» **What is being asked**:
Go line by line through the records below. Copy whichever lines contain the string "para".

» **Material for the task**:
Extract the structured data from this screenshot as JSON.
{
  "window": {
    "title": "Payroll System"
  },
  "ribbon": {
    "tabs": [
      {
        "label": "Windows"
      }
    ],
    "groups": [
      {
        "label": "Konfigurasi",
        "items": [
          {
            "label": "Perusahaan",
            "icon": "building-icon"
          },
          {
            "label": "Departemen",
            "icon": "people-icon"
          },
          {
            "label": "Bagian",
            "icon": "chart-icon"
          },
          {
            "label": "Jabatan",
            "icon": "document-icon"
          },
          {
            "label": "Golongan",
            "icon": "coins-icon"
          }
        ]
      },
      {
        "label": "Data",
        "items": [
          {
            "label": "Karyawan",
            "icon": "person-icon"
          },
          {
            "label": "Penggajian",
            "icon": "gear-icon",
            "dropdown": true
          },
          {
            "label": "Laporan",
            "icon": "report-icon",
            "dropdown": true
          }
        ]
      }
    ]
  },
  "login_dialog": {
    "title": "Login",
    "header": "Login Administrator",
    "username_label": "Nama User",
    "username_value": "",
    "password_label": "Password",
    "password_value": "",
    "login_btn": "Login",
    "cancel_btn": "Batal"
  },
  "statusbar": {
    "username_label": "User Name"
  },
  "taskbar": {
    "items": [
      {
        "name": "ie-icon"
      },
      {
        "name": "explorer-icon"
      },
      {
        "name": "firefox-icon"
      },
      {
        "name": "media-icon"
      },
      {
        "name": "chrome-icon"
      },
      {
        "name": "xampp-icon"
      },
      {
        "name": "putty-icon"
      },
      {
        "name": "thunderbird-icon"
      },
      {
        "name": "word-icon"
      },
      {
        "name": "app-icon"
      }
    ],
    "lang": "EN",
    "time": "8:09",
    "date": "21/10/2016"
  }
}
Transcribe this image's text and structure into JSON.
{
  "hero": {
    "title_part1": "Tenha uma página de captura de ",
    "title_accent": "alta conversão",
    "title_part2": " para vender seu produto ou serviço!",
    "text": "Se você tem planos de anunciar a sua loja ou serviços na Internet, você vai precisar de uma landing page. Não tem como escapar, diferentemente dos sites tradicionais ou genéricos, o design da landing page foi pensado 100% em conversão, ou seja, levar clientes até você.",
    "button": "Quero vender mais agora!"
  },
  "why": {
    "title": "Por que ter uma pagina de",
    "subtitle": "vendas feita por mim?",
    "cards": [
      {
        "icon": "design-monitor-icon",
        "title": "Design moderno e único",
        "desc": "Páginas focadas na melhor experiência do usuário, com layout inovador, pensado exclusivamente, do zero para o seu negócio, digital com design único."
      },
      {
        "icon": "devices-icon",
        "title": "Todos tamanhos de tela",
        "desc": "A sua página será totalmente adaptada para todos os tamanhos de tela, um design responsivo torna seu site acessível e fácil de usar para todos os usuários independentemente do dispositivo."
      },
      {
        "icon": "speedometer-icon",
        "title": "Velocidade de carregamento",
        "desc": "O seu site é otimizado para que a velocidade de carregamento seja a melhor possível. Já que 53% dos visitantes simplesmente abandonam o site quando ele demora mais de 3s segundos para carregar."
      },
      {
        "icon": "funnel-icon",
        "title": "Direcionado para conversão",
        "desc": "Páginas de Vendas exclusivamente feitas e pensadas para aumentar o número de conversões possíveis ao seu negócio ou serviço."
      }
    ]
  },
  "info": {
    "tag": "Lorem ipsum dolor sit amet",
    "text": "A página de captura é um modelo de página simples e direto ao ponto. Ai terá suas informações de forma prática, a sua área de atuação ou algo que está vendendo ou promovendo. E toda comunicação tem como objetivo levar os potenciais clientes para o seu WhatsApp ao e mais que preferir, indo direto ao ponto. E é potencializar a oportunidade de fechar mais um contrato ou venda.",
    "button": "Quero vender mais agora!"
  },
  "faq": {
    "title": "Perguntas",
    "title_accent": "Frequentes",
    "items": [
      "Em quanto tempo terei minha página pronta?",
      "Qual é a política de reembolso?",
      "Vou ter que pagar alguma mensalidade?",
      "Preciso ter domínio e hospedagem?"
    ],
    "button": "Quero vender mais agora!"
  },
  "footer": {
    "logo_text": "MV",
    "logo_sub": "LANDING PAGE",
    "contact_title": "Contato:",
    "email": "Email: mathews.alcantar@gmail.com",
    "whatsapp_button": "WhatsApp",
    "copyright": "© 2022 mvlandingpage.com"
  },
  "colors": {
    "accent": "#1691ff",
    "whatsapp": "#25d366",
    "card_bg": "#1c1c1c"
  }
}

» **Response**:
    "title_part2": " para vender seu produto ou serviço!",
        "desc": "Páginas focadas na melhor experiência do usuário, com layout inovador, pensado exclusivamente, do zero para o seu negócio, digital com design único."
        "desc": "A sua página será totalmente adaptada para todos os tamanhos de tela, um design responsivo torna seu site acessível e fácil de usar para todos os usuários independentemente do dispositivo."
        "desc": "O seu site é otimizado para que a velocidade de carregamento seja a melhor possível. Já que 53% dos visitantes simplesmente abandonam o site quando ele demora mais de 3s segundos para carregar."
        "title": "Direcionado para conversão",
        "desc": "Páginas de Vendas exclusivamente feitas e pensadas para aumentar o número de conversões possíveis ao seu negócio ou serviço."
    "text": "A página de captura é um modelo de página simples e direto ao ponto. Ai terá suas informações de forma prática, a sua área de atuação ou algo que está vendendo ou promovendo. E toda comunicação tem como objetivo levar os potenciais clientes para o seu WhatsApp ao e mais que preferir, indo direto ao ponto. E é potencializar a oportunidade de fechar mais um contrato ou venda.",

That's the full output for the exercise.